Today’s fieldwork and research builds on this great legacy. These exciting finds from southern Utah indicate the presence of some very important fossils in the Triassic beds of the Grand Staircase–Escalante National Monument. Indeed, beneath Poposaurus we found the remains of another, as yet unidentified, specimen.

If you would like to sponsor this project, contact Director of External Relations Eliza J. Cleveland at 203.432.3452 or peabody.development@yale.edu

Yale Geology and Geophysics graduate students Alana Kawakami, Brian Andres and Matt Benoit at the Poposaurus site in Utah.

 

Today’s fieldwork and research builds on this great legacy. These exciting finds from southern Utah indicate the presence of some very important fossils in the Triassic beds of the Grand Staircase–Escalante National Monument. Indeed, beneath Poposaurus we found the remains of another, as yet unidentified, specimen.
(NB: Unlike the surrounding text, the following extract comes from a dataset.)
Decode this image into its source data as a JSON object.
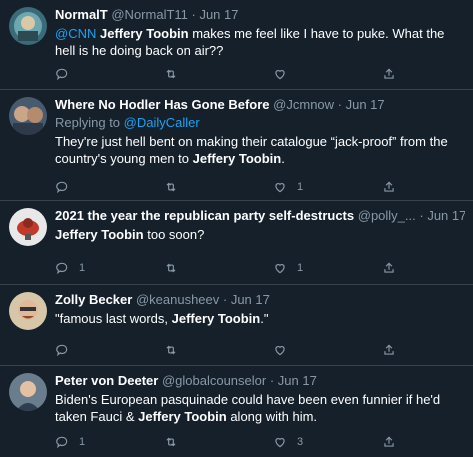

If you would like to sponsor this project, contact Director of External Relations Eliza J. Cleveland at 203.432.3452 or peabody.development@yale.edu.

Vicki Fitzgerald (on left) and Lab volunteer Joe Nochera cutting open another plaster jacket.

 

Such finds enable paleontologists to understand more fully the evolution and biodiversity of Late Triassic reptiles, including the early dinosaurs, as well as the faunal distribution and paleoecology of these animals across the western United States.

If you would like to sponsor this project, contact Director of External Relations Eliza J. Cleveland at 203.432.3452 or peabody.development@yale.edu.

Vicki Fitzgerald (on left) and Lab volunteer Joe Nochera cutting open another plaster jacket.

 

Such finds enable paleontologists to understand more fully the evolution and biodiversity of Late Triassic reptiles, including the early dinosaurs, as well as the faunal distribution and paleoecology of these animals across the western United States.

If you would like to sponsor this project, contact Director of External Relations Eliza J. Cleveland at 203.432.3452 or peabody.development@yale.edu.